As much as riding a bicycle is an environmentally beneficial experience, it is often not hassle-free one. While the probability of going unnoticed and being involved in a car accident outweighs the gains for some, the ease of your means of transportation being stolen poses yet another risk. Enter Shoka Bell: a new gadget seeking to solve these issues, promoting an easier and safer environment to ride your bike, as cycling experiences a ‘renaissance’ across the world’s big cities.

Urban cycling accessories are experiencing a wave of innovation as of late, as more and more health conscious and environmentally-aware young professionals prefer to get around on two wheels. Earlier this year, the Classon smart-helmet made waves among cyclists, smashing its crowdfunding goal and dominating headlines. However, previous research has shown that laws mandating bicycle helmets can reduce the uptake of cycling among youth. This can be attributed to an added cost barrier as well as the perceived ‘uncoolness’ of wearing a helmet, especially among the young.

The colorful, weather-proof Shoka Bell, which is magnetically attached to any bike through a clamp, has different alert options to choose from. The uniqueness, however, is in the fact that the volume of the bell automatically adjusts to the biker’s surrounding environment. This means that if you are cycling in a loud neighborhood, the volume of the bell will automatically become louder. The device also acts as an automatically adjustable front light, getting brighter or dimmer depending on the surrounding street light.

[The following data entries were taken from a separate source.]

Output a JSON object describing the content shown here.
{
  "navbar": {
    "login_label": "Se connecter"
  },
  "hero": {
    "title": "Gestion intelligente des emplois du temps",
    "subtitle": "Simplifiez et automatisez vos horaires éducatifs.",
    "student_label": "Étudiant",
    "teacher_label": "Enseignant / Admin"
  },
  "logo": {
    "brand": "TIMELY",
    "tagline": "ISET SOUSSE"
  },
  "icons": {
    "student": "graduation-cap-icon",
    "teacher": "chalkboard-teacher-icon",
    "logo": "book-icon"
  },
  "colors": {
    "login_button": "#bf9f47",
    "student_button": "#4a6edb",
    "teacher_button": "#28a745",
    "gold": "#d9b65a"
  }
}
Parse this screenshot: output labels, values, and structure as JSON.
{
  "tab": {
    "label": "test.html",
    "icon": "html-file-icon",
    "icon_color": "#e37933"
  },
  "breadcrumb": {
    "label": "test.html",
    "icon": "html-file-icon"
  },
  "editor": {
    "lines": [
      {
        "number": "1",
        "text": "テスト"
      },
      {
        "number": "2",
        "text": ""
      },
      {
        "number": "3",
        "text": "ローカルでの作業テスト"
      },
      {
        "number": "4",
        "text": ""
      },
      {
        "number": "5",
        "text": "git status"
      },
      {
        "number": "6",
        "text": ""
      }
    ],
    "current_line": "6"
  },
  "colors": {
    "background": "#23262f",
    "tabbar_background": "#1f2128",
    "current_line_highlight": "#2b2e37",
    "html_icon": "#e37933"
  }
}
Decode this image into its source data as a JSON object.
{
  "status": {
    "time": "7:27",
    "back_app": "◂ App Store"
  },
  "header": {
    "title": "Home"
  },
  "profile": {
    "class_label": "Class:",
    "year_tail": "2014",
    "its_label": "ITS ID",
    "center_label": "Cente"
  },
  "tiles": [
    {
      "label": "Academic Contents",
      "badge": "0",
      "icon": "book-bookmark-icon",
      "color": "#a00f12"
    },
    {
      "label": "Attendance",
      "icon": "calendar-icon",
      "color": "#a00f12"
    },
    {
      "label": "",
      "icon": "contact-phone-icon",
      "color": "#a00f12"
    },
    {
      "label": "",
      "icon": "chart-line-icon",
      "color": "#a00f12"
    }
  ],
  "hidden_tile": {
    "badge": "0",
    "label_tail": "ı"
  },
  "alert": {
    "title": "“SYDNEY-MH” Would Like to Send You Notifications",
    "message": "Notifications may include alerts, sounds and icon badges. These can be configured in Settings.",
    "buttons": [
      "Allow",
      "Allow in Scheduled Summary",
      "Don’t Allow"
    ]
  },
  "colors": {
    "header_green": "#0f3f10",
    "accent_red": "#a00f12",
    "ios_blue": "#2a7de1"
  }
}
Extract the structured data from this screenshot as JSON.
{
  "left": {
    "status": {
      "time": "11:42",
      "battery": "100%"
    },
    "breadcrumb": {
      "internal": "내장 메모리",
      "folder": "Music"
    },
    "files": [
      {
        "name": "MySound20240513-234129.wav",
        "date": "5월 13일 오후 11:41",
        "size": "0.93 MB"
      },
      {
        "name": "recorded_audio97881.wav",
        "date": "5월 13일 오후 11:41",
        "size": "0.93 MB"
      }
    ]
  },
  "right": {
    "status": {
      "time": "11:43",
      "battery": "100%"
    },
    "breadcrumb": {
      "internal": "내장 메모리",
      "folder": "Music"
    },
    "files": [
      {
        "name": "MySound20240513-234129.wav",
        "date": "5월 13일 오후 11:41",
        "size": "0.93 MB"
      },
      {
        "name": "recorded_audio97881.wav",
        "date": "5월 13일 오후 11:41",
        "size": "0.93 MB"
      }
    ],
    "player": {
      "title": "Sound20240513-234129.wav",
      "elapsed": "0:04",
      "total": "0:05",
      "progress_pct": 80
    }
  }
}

While many cities mandate bicycle lights for riding after dark, and a handful more also require bikes to be fitted with bells, whether or not these stipulations discourage cycling, like helmets, is an unresearched area. However, one can assume that smart accessories, like Shoka Bell, while undoubtedly more expensive than a standard bell, could in fact encourage cycling because of its cool factor.

Through an application, Shoka Bell can also help navigate your city’s streets. “Simply connect Shoka Bell to your smartphone and choose a destination. Then navigate through a city by glancing at your Shoka Bell’s indicator arrows. You’ll also be warned of busy intersections you’ll face ahead,” the California-based company says.

The clamp attached to the bike also acts as a theft detector. The biker can keep the bell on him and if the bike is moved it will start ringing, notifying the biker that someone might be trying to steal the bike. The device only needs to be charged once every 200 hours.

The company launched a crowd-funding campaign on Kickstarter, seeking US $75,000 and has surpassed their goal by US $52,000 at the time of writing. The device costs Kickstarter backers US $79, around 50% less than the expected US $159 retail price. Mass production of Shoka Bell will start in February and will be delivered to early backers by March.